JENKINS LEARNING TO BECOME MORE VOCAL
With a relatively quiet demeanor off the field, Jenkins has been forced to have a loud voice on the field not only to direct his team during the game but also to help lead a defense filled with a lot of younger players. He says the transformation has not been “too difficult” for him to undergo this year. “We have a lot of checks, we have a lot of signals as a defense that force you to be vocal,” he said. “You’re always talking out there, always communicating, so it hasn’t been that difficult. [...] People count on you on the field to make a lot of calls, even off the field they’re always listening to you. The more you know the defense, the more you’re talking always helping each other out.”
LEARNING TO LOVE BLOCKING

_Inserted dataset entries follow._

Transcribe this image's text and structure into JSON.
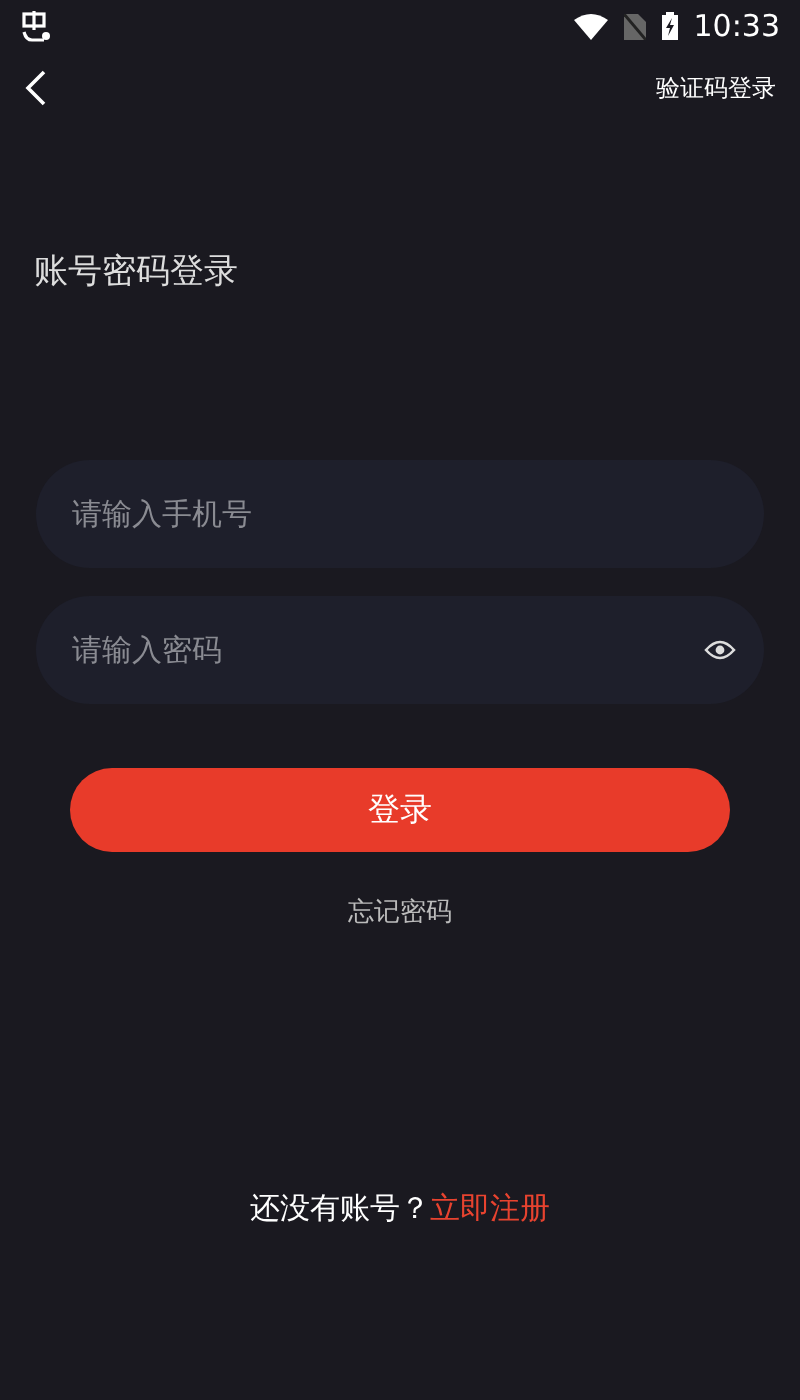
{
  "status_bar": {
    "time": "10:33"
  },
  "header": {
    "action": "验证码登录"
  },
  "title": "账号密码登录",
  "fields": [
    {
      "kind": "phone",
      "placeholder": "请输入手机号"
    },
    {
      "kind": "password",
      "placeholder": "请输入密码"
    }
  ],
  "login_button": "登录",
  "forgot_link": "忘记密码",
  "register": {
    "prompt": "还没有账号？",
    "link": "立即注册"
  }
}
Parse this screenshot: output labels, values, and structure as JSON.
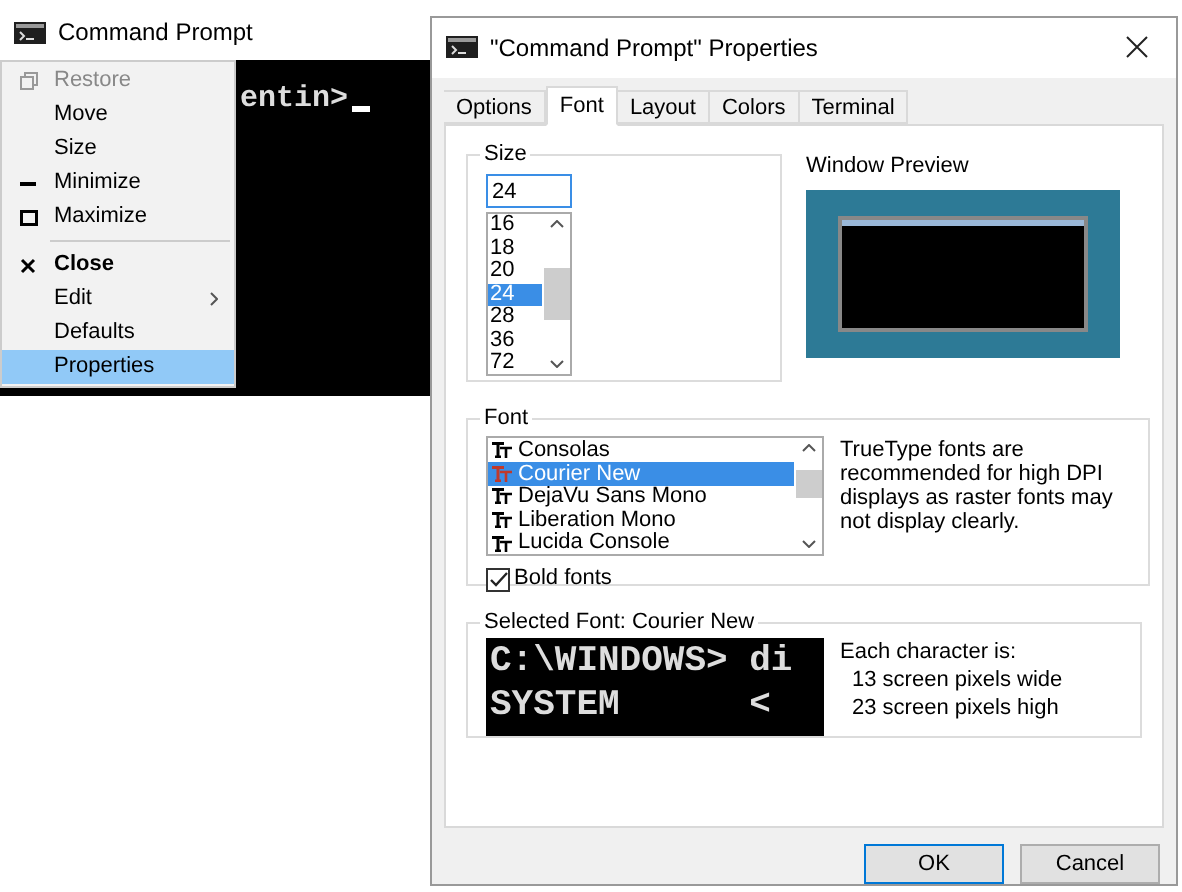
{
  "console_window": {
    "title": "Command Prompt",
    "output": "entin>"
  },
  "system_menu": {
    "items": [
      {
        "label": "Restore",
        "kind": "restore",
        "disabled": true,
        "bold": false,
        "submenu": false,
        "selected": false,
        "separator_after": false
      },
      {
        "label": "Move",
        "kind": "plain",
        "disabled": false,
        "bold": false,
        "submenu": false,
        "selected": false,
        "separator_after": false
      },
      {
        "label": "Size",
        "kind": "plain",
        "disabled": false,
        "bold": false,
        "submenu": false,
        "selected": false,
        "separator_after": false
      },
      {
        "label": "Minimize",
        "kind": "minimize",
        "disabled": false,
        "bold": false,
        "submenu": false,
        "selected": false,
        "separator_after": false
      },
      {
        "label": "Maximize",
        "kind": "maximize",
        "disabled": false,
        "bold": false,
        "submenu": false,
        "selected": false,
        "separator_after": true
      },
      {
        "label": "Close",
        "kind": "close",
        "disabled": false,
        "bold": true,
        "submenu": false,
        "selected": false,
        "separator_after": false
      },
      {
        "label": "Edit",
        "kind": "plain",
        "disabled": false,
        "bold": false,
        "submenu": true,
        "selected": false,
        "separator_after": false
      },
      {
        "label": "Defaults",
        "kind": "plain",
        "disabled": false,
        "bold": false,
        "submenu": false,
        "selected": false,
        "separator_after": false
      },
      {
        "label": "Properties",
        "kind": "plain",
        "disabled": false,
        "bold": false,
        "submenu": false,
        "selected": true,
        "separator_after": false
      }
    ]
  },
  "dialog": {
    "title": "\"Command Prompt\" Properties",
    "tabs": [
      {
        "label": "Options",
        "selected": false
      },
      {
        "label": "Font",
        "selected": true
      },
      {
        "label": "Layout",
        "selected": false
      },
      {
        "label": "Colors",
        "selected": false
      },
      {
        "label": "Terminal",
        "selected": false
      }
    ],
    "size_group": {
      "label": "Size",
      "value": "24",
      "options": [
        {
          "label": "16",
          "selected": false
        },
        {
          "label": "18",
          "selected": false
        },
        {
          "label": "20",
          "selected": false
        },
        {
          "label": "24",
          "selected": true
        },
        {
          "label": "28",
          "selected": false
        },
        {
          "label": "36",
          "selected": false
        },
        {
          "label": "72",
          "selected": false
        }
      ]
    },
    "window_preview": {
      "label": "Window Preview"
    },
    "font_group": {
      "label": "Font",
      "fonts": [
        {
          "label": "Consolas",
          "selected": false
        },
        {
          "label": "Courier New",
          "selected": true
        },
        {
          "label": "DejaVu Sans Mono",
          "selected": false
        },
        {
          "label": "Liberation Mono",
          "selected": false
        },
        {
          "label": "Lucida Console",
          "selected": false
        }
      ],
      "bold_fonts": {
        "label": "Bold fonts",
        "checked": true
      },
      "note": "TrueType fonts are recommended for high DPI displays as raster fonts may not display clearly."
    },
    "selected_font": {
      "label": "Selected Font: Courier New",
      "sample_lines": [
        "C:\\WINDOWS> di",
        "SYSTEM      <"
      ],
      "info": [
        "Each character is:",
        "13 screen pixels wide",
        "23 screen pixels high"
      ]
    },
    "buttons": [
      {
        "label": "OK",
        "default": true
      },
      {
        "label": "Cancel",
        "default": false
      }
    ]
  }
}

When redshirt sophomore Jordan Reed was finally named a full-time tight end, he envisioned catching plenty of passes, making some great plays and hauling in some receptions for touchdowns. There was one part of his duties, however, that has been the toughest for him to learn thus far. “Blocking. I was a quarterback before, so I never had to be physical,” he said. “Now I’m learning to block and everything, so that’s probably [been] the hardest. I don’t think anybody likes blocking. You got to learn to love it, but you’re never going to like it.”
It is a good thing that Reed is learning to block well because offensive coordinator Charlie Weis loves to feature the tight end in his offense, something Reed is perfectly aware of. “From what I heard from the past about his offenses, I knew that he used the tight end a lot, so I was pretty excited,” Reed said of Weis agreeing to let him play it full-time. “I just got to go out there and make plays. Hopefully he’ll try to get me the ball.”

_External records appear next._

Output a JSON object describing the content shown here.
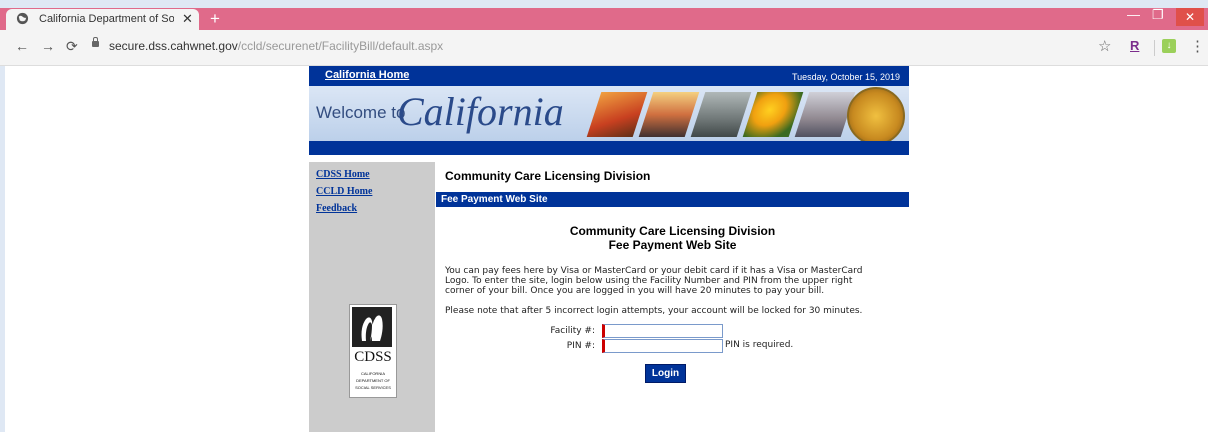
{
  "browser": {
    "tab_title": "California Department of Social S",
    "url_host": "secure.dss.cahwnet.gov",
    "url_path": "/ccld/securenet/FacilityBill/default.aspx",
    "extension_label": "R"
  },
  "header": {
    "home_link": "California Home",
    "date": "Tuesday, October 15, 2019",
    "banner_welcome": "Welcome to",
    "banner_title": "California"
  },
  "sidebar": {
    "items": [
      {
        "label": "CDSS Home"
      },
      {
        "label": "CCLD Home"
      },
      {
        "label": "Feedback"
      }
    ],
    "logo": {
      "text": "CDSS",
      "line1": "CALIFORNIA",
      "line2": "DEPARTMENT OF",
      "line3": "SOCIAL SERVICES"
    }
  },
  "main": {
    "division_title": "Community Care Licensing Division",
    "section_bar": "Fee Payment Web Site",
    "heading_line1": "Community Care Licensing Division",
    "heading_line2": "Fee Payment Web Site",
    "intro_lines": [
      "You can pay fees here by Visa or MasterCard or your debit card if it has a Visa or MasterCard",
      "Logo. To enter the site, login below using the Facility Number and PIN from the upper right",
      "corner of your bill. Once you are logged in you will have 20 minutes to pay your bill."
    ],
    "lock_notice": "Please note that after 5 incorrect login attempts, your account will be locked for 30 minutes.",
    "facility_label": "Facility #:",
    "facility_value": "",
    "pin_label": "PIN #:",
    "pin_value": "",
    "pin_required": "PIN is required.",
    "login_button": "Login"
  },
  "colors": {
    "accent": "#003399",
    "titlebar": "#e06a8a",
    "sidebar": "#cccccc",
    "required_marker": "#cc0000"
  }
}
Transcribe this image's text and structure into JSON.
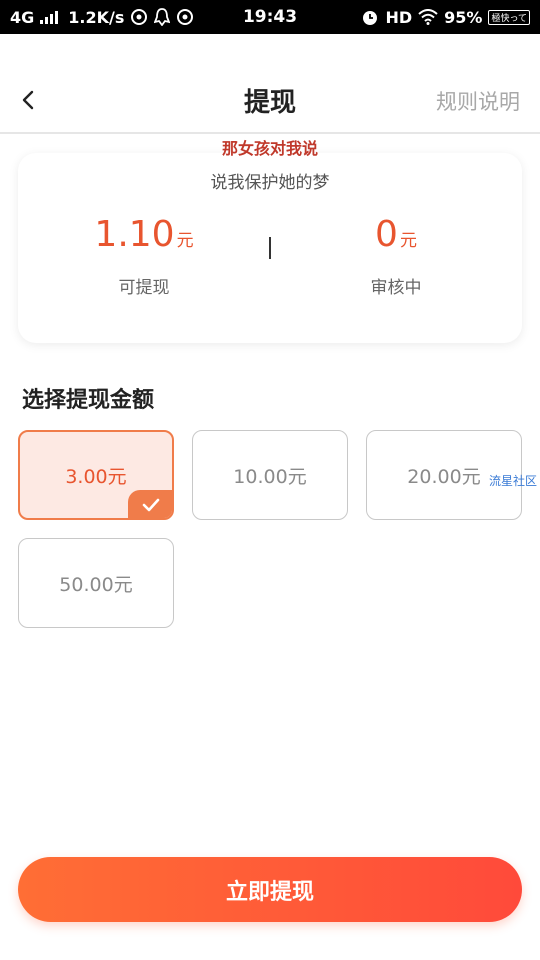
{
  "status_bar": {
    "network": "4G",
    "speed": "1.2K/s",
    "time": "19:43",
    "hd": "HD",
    "battery": "95%",
    "tag": "極快って"
  },
  "header": {
    "title": "提现",
    "rules_label": "规则说明"
  },
  "overlay": {
    "line1": "那女孩对我说",
    "line2": "说我保护她的梦",
    "watermark": "流星社区"
  },
  "balance": {
    "available_amount": "1.10",
    "available_unit": "元",
    "available_label": "可提现",
    "pending_amount": "0",
    "pending_unit": "元",
    "pending_label": "审核中"
  },
  "section_title": "选择提现金额",
  "amount_options": [
    {
      "label": "3.00元",
      "selected": true
    },
    {
      "label": "10.00元",
      "selected": false
    },
    {
      "label": "20.00元",
      "selected": false
    },
    {
      "label": "50.00元",
      "selected": false
    }
  ],
  "submit_label": "立即提现",
  "colors": {
    "accent": "#e8552f",
    "button_start": "#ff6e35",
    "button_end": "#ff4a3a",
    "selected_bg": "#fde9e3"
  }
}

REDSHIRT FRESHMAN SENSATION’s TIME TO SHINE?
Dunbar’s name has popped up over and over again throughout the offseason as the player who has stepped up the most during practice and training camp. He showed some flashes of his ability during the 2011 Orange & Blue Debut in the spring and is ready to contribute this year however he is needed. “Deep passes come into play,” he said, “but I’m an overall receiver – short, deep, medium – it doesn’t matter. I’ve been working on every route.”
Speaking about both the offense of himself and his personal goals, Dunbar believes the season opener can do a lot of good for the Gators. “[We just have to] come out clicking, with great timing, doing good to get ready for the season,” he said. “Personally for myself, it’s just to get one game under my belt, get game action and get used to game speed.”
He also discussed the advantages of having Weis on the field this year as opposed to up in a box watching the game from above. “He’s closer to the field so he can see some things out there that he probably can’t see from the box. That’s probably a big advantage,” Dunbar said. “This is a new offense, so [he can] continue to show us things during the game. It’s very helpful. If I see something out there that I don’t understand, I see the offensive coordinator there so I can ask him.”
NOTES AND QUOTES
» Riggs on redshirt junior CB Jeremy Brown (knee) missing time: “I’m sure it hurts him a lot. Jeremy’s a great player and we miss him a lot.”
» Riggs on Muschamp’s demeanor this week: “Still as fired up as always. He’s always trying to make us better.”
» Dunbar said that Weis is “an aggressive coach but at the same time he teaches you.” He recounted being yelled at by Weis a few times and said he usually makes a confused face that sometimes gets him even angrier.
» Reed said he was able to knock down redshirt sophomore LB Dee Finely once during spring practice. “It felt good,” he said, “but not better than catching the ball.”
» Reed said the offense is using “a lot” of two tight end sets with redshirt freshman Gerald Christian playing opposite him.